• ABOUT THIS TASK:
Repeat the listing exactly. Pictures stay out of your copy.

BEGIN

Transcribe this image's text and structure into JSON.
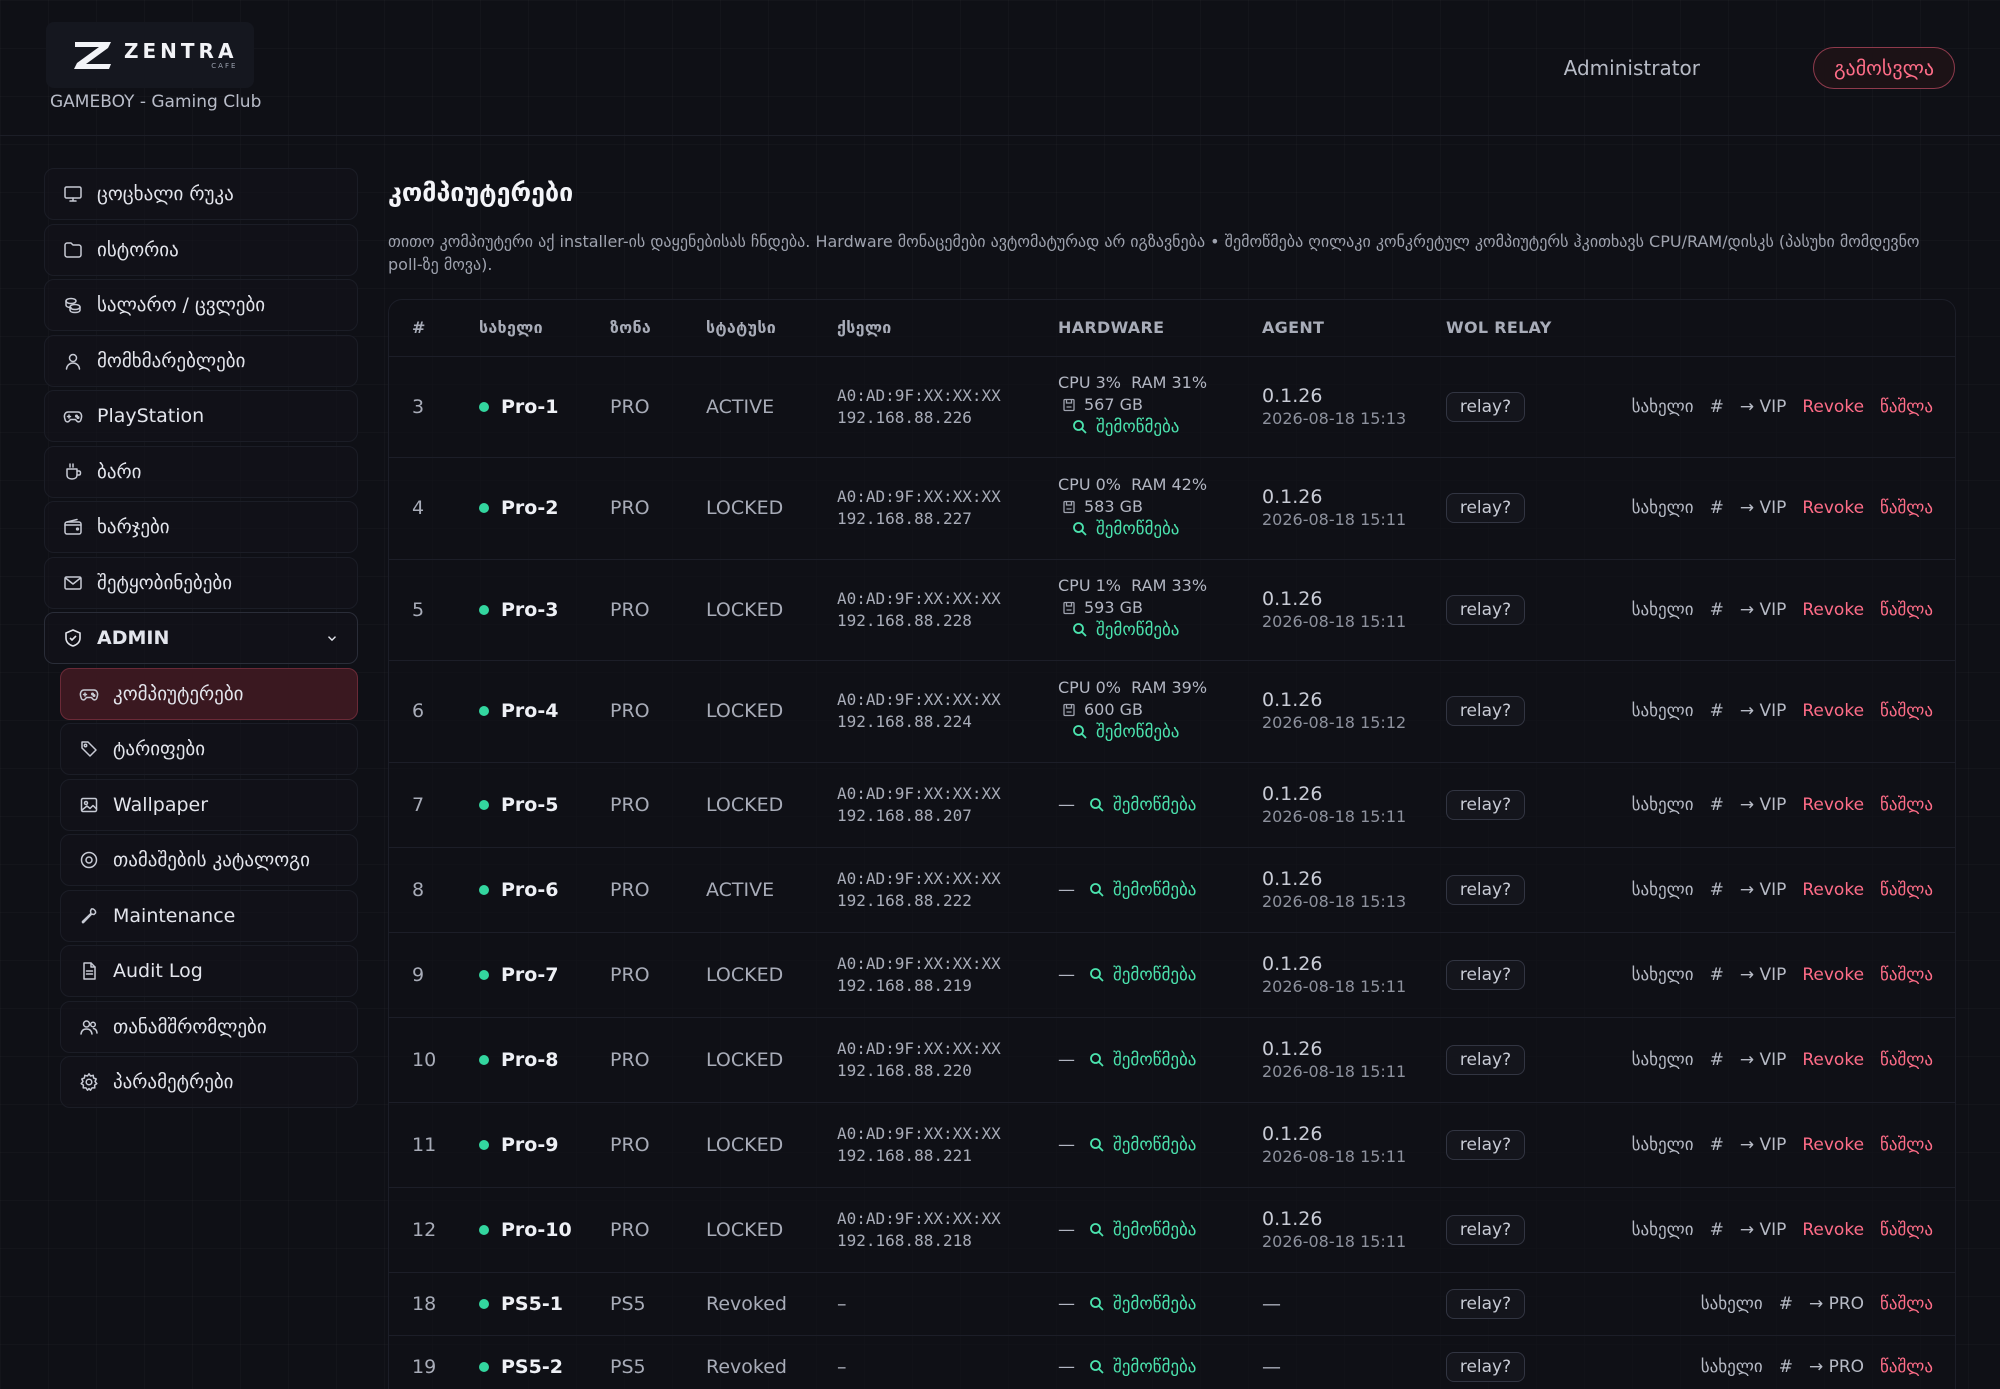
{
  "header": {
    "logo_name": "ZENTRA",
    "logo_sub": "CAFE",
    "club_name": "GAMEBOY - Gaming Club",
    "user": "Administrator",
    "logout": "გამოსვლა"
  },
  "sidebar": {
    "items": [
      {
        "label": "ცოცხალი რუკა",
        "icon": "monitor-icon"
      },
      {
        "label": "ისტორია",
        "icon": "folder-icon"
      },
      {
        "label": "სალარო / ცვლები",
        "icon": "coins-icon"
      },
      {
        "label": "მომხმარებლები",
        "icon": "user-icon"
      },
      {
        "label": "PlayStation",
        "icon": "gamepad-icon"
      },
      {
        "label": "ბარი",
        "icon": "cup-icon"
      },
      {
        "label": "ხარჯები",
        "icon": "wallet-icon"
      },
      {
        "label": "შეტყობინებები",
        "icon": "mail-icon"
      }
    ],
    "admin_label": "ADMIN",
    "admin_items": [
      {
        "label": "კომპიუტერები",
        "icon": "gamepad-icon",
        "active": true
      },
      {
        "label": "ტარიფები",
        "icon": "tag-icon"
      },
      {
        "label": "Wallpaper",
        "icon": "image-icon"
      },
      {
        "label": "თამაშების კატალოგი",
        "icon": "disc-icon"
      },
      {
        "label": "Maintenance",
        "icon": "wrench-icon"
      },
      {
        "label": "Audit Log",
        "icon": "file-icon"
      },
      {
        "label": "თანამშრომლები",
        "icon": "users-icon"
      },
      {
        "label": "პარამეტრები",
        "icon": "gear-icon"
      }
    ]
  },
  "main": {
    "title": "კომპიუტერები",
    "description": "თითო კომპიუტერი აქ installer-ის დაყენებისას ჩნდება. Hardware მონაცემები ავტომატურად არ იგზავნება • შემოწმება ღილაკი კონკრეტულ კომპიუტერს ჰკითხავს CPU/RAM/დისკს (პასუხი მომდევნო poll-ზე მოვა).",
    "columns": [
      "#",
      "სახელი",
      "ზონა",
      "სტატუსი",
      "ქსელი",
      "HARDWARE",
      "AGENT",
      "WOL RELAY"
    ],
    "check_label": "შემოწმება",
    "relay_label": "relay?",
    "action_name": "სახელი",
    "action_hash": "#",
    "action_revoke": "Revoke",
    "action_delete": "წაშლა",
    "rows": [
      {
        "num": "3",
        "name": "Pro-1",
        "zone": "PRO",
        "status": "ACTIVE",
        "mac": "A0:AD:9F:XX:XX:XX",
        "ip": "192.168.88.226",
        "cpu": "CPU 3%",
        "ram": "RAM 31%",
        "disk": "567 GB",
        "agent": "0.1.26",
        "agent_time": "2026-08-18 15:13",
        "move": "→ VIP"
      },
      {
        "num": "4",
        "name": "Pro-2",
        "zone": "PRO",
        "status": "LOCKED",
        "mac": "A0:AD:9F:XX:XX:XX",
        "ip": "192.168.88.227",
        "cpu": "CPU 0%",
        "ram": "RAM 42%",
        "disk": "583 GB",
        "agent": "0.1.26",
        "agent_time": "2026-08-18 15:11",
        "move": "→ VIP"
      },
      {
        "num": "5",
        "name": "Pro-3",
        "zone": "PRO",
        "status": "LOCKED",
        "mac": "A0:AD:9F:XX:XX:XX",
        "ip": "192.168.88.228",
        "cpu": "CPU 1%",
        "ram": "RAM 33%",
        "disk": "593 GB",
        "agent": "0.1.26",
        "agent_time": "2026-08-18 15:11",
        "move": "→ VIP"
      },
      {
        "num": "6",
        "name": "Pro-4",
        "zone": "PRO",
        "status": "LOCKED",
        "mac": "A0:AD:9F:XX:XX:XX",
        "ip": "192.168.88.224",
        "cpu": "CPU 0%",
        "ram": "RAM 39%",
        "disk": "600 GB",
        "agent": "0.1.26",
        "agent_time": "2026-08-18 15:12",
        "move": "→ VIP"
      },
      {
        "num": "7",
        "name": "Pro-5",
        "zone": "PRO",
        "status": "LOCKED",
        "mac": "A0:AD:9F:XX:XX:XX",
        "ip": "192.168.88.207",
        "hw_dash": "—",
        "agent": "0.1.26",
        "agent_time": "2026-08-18 15:11",
        "move": "→ VIP"
      },
      {
        "num": "8",
        "name": "Pro-6",
        "zone": "PRO",
        "status": "ACTIVE",
        "mac": "A0:AD:9F:XX:XX:XX",
        "ip": "192.168.88.222",
        "hw_dash": "—",
        "agent": "0.1.26",
        "agent_time": "2026-08-18 15:13",
        "move": "→ VIP"
      },
      {
        "num": "9",
        "name": "Pro-7",
        "zone": "PRO",
        "status": "LOCKED",
        "mac": "A0:AD:9F:XX:XX:XX",
        "ip": "192.168.88.219",
        "hw_dash": "—",
        "agent": "0.1.26",
        "agent_time": "2026-08-18 15:11",
        "move": "→ VIP"
      },
      {
        "num": "10",
        "name": "Pro-8",
        "zone": "PRO",
        "status": "LOCKED",
        "mac": "A0:AD:9F:XX:XX:XX",
        "ip": "192.168.88.220",
        "hw_dash": "—",
        "agent": "0.1.26",
        "agent_time": "2026-08-18 15:11",
        "move": "→ VIP"
      },
      {
        "num": "11",
        "name": "Pro-9",
        "zone": "PRO",
        "status": "LOCKED",
        "mac": "A0:AD:9F:XX:XX:XX",
        "ip": "192.168.88.221",
        "hw_dash": "—",
        "agent": "0.1.26",
        "agent_time": "2026-08-18 15:11",
        "move": "→ VIP"
      },
      {
        "num": "12",
        "name": "Pro-10",
        "zone": "PRO",
        "status": "LOCKED",
        "mac": "A0:AD:9F:XX:XX:XX",
        "ip": "192.168.88.218",
        "hw_dash": "—",
        "agent": "0.1.26",
        "agent_time": "2026-08-18 15:11",
        "move": "→ VIP"
      },
      {
        "num": "18",
        "name": "PS5-1",
        "zone": "PS5",
        "status": "Revoked",
        "mac_dash": "–",
        "hw_dash": "—",
        "agent_dash": "—",
        "move": "→ PRO",
        "revoked": true
      },
      {
        "num": "19",
        "name": "PS5-2",
        "zone": "PS5",
        "status": "Revoked",
        "mac_dash": "–",
        "hw_dash": "—",
        "agent_dash": "—",
        "move": "→ PRO",
        "revoked": true
      }
    ]
  },
  "colors": {
    "background": "#0f1016",
    "accent_red": "#ff6d88",
    "online_green": "#33d69f",
    "check_green": "#4be3ae",
    "active_nav_bg": "#3a1820"
  }
}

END

• WORKED SOLUTION:
Transcribe this image's text and structure into JSON.
{
  "header": {
    "logo_name": "ZENTRA",
    "logo_sub": "CAFE",
    "club_name": "GAMEBOY - Gaming Club",
    "user": "Administrator",
    "logout": "გამოსვლა"
  },
  "sidebar": {
    "items": [
      {
        "label": "ცოცხალი რუკა",
        "icon": "monitor-icon"
      },
      {
        "label": "ისტორია",
        "icon": "folder-icon"
      },
      {
        "label": "სალარო / ცვლები",
        "icon": "coins-icon"
      },
      {
        "label": "მომხმარებლები",
        "icon": "user-icon"
      },
      {
        "label": "PlayStation",
        "icon": "gamepad-icon"
      },
      {
        "label": "ბარი",
        "icon": "cup-icon"
      },
      {
        "label": "ხარჯები",
        "icon": "wallet-icon"
      },
      {
        "label": "შეტყობინებები",
        "icon": "mail-icon"
      }
    ],
    "admin_label": "ADMIN",
    "admin_items": [
      {
        "label": "კომპიუტერები",
        "icon": "gamepad-icon",
        "active": true
      },
      {
        "label": "ტარიფები",
        "icon": "tag-icon"
      },
      {
        "label": "Wallpaper",
        "icon": "image-icon"
      },
      {
        "label": "თამაშების კატალოგი",
        "icon": "disc-icon"
      },
      {
        "label": "Maintenance",
        "icon": "wrench-icon"
      },
      {
        "label": "Audit Log",
        "icon": "file-icon"
      },
      {
        "label": "თანამშრომლები",
        "icon": "users-icon"
      },
      {
        "label": "პარამეტრები",
        "icon": "gear-icon"
      }
    ]
  },
  "main": {
    "title": "კომპიუტერები",
    "description": "თითო კომპიუტერი აქ installer-ის დაყენებისას ჩნდება. Hardware მონაცემები ავტომატურად არ იგზავნება • შემოწმება ღილაკი კონკრეტულ კომპიუტერს ჰკითხავს CPU/RAM/დისკს (პასუხი მომდევნო poll-ზე მოვა).",
    "columns": [
      "#",
      "სახელი",
      "ზონა",
      "სტატუსი",
      "ქსელი",
      "HARDWARE",
      "AGENT",
      "WOL RELAY"
    ],
    "check_label": "შემოწმება",
    "relay_label": "relay?",
    "action_name": "სახელი",
    "action_hash": "#",
    "action_revoke": "Revoke",
    "action_delete": "წაშლა",
    "rows": [
      {
        "num": "3",
        "name": "Pro-1",
        "zone": "PRO",
        "status": "ACTIVE",
        "mac": "A0:AD:9F:XX:XX:XX",
        "ip": "192.168.88.226",
        "cpu": "CPU 3%",
        "ram": "RAM 31%",
        "disk": "567 GB",
        "agent": "0.1.26",
        "agent_time": "2026-08-18 15:13",
        "move": "→ VIP"
      },
      {
        "num": "4",
        "name": "Pro-2",
        "zone": "PRO",
        "status": "LOCKED",
        "mac": "A0:AD:9F:XX:XX:XX",
        "ip": "192.168.88.227",
        "cpu": "CPU 0%",
        "ram": "RAM 42%",
        "disk": "583 GB",
        "agent": "0.1.26",
        "agent_time": "2026-08-18 15:11",
        "move": "→ VIP"
      },
      {
        "num": "5",
        "name": "Pro-3",
        "zone": "PRO",
        "status": "LOCKED",
        "mac": "A0:AD:9F:XX:XX:XX",
        "ip": "192.168.88.228",
        "cpu": "CPU 1%",
        "ram": "RAM 33%",
        "disk": "593 GB",
        "agent": "0.1.26",
        "agent_time": "2026-08-18 15:11",
        "move": "→ VIP"
      },
      {
        "num": "6",
        "name": "Pro-4",
        "zone": "PRO",
        "status": "LOCKED",
        "mac": "A0:AD:9F:XX:XX:XX",
        "ip": "192.168.88.224",
        "cpu": "CPU 0%",
        "ram": "RAM 39%",
        "disk": "600 GB",
        "agent": "0.1.26",
        "agent_time": "2026-08-18 15:12",
        "move": "→ VIP"
      },
      {
        "num": "7",
        "name": "Pro-5",
        "zone": "PRO",
        "status": "LOCKED",
        "mac": "A0:AD:9F:XX:XX:XX",
        "ip": "192.168.88.207",
        "hw_dash": "—",
        "agent": "0.1.26",
        "agent_time": "2026-08-18 15:11",
        "move": "→ VIP"
      },
      {
        "num": "8",
        "name": "Pro-6",
        "zone": "PRO",
        "status": "ACTIVE",
        "mac": "A0:AD:9F:XX:XX:XX",
        "ip": "192.168.88.222",
        "hw_dash": "—",
        "agent": "0.1.26",
        "agent_time": "2026-08-18 15:13",
        "move": "→ VIP"
      },
      {
        "num": "9",
        "name": "Pro-7",
        "zone": "PRO",
        "status": "LOCKED",
        "mac": "A0:AD:9F:XX:XX:XX",
        "ip": "192.168.88.219",
        "hw_dash": "—",
        "agent": "0.1.26",
        "agent_time": "2026-08-18 15:11",
        "move": "→ VIP"
      },
      {
        "num": "10",
        "name": "Pro-8",
        "zone": "PRO",
        "status": "LOCKED",
        "mac": "A0:AD:9F:XX:XX:XX",
        "ip": "192.168.88.220",
        "hw_dash": "—",
        "agent": "0.1.26",
        "agent_time": "2026-08-18 15:11",
        "move": "→ VIP"
      },
      {
        "num": "11",
        "name": "Pro-9",
        "zone": "PRO",
        "status": "LOCKED",
        "mac": "A0:AD:9F:XX:XX:XX",
        "ip": "192.168.88.221",
        "hw_dash": "—",
        "agent": "0.1.26",
        "agent_time": "2026-08-18 15:11",
        "move": "→ VIP"
      },
      {
        "num": "12",
        "name": "Pro-10",
        "zone": "PRO",
        "status": "LOCKED",
        "mac": "A0:AD:9F:XX:XX:XX",
        "ip": "192.168.88.218",
        "hw_dash": "—",
        "agent": "0.1.26",
        "agent_time": "2026-08-18 15:11",
        "move": "→ VIP"
      },
      {
        "num": "18",
        "name": "PS5-1",
        "zone": "PS5",
        "status": "Revoked",
        "mac_dash": "–",
        "hw_dash": "—",
        "agent_dash": "—",
        "move": "→ PRO",
        "revoked": true
      },
      {
        "num": "19",
        "name": "PS5-2",
        "zone": "PS5",
        "status": "Revoked",
        "mac_dash": "–",
        "hw_dash": "—",
        "agent_dash": "—",
        "move": "→ PRO",
        "revoked": true
      }
    ]
  },
  "colors": {
    "background": "#0f1016",
    "accent_red": "#ff6d88",
    "online_green": "#33d69f",
    "check_green": "#4be3ae",
    "active_nav_bg": "#3a1820"
  }
}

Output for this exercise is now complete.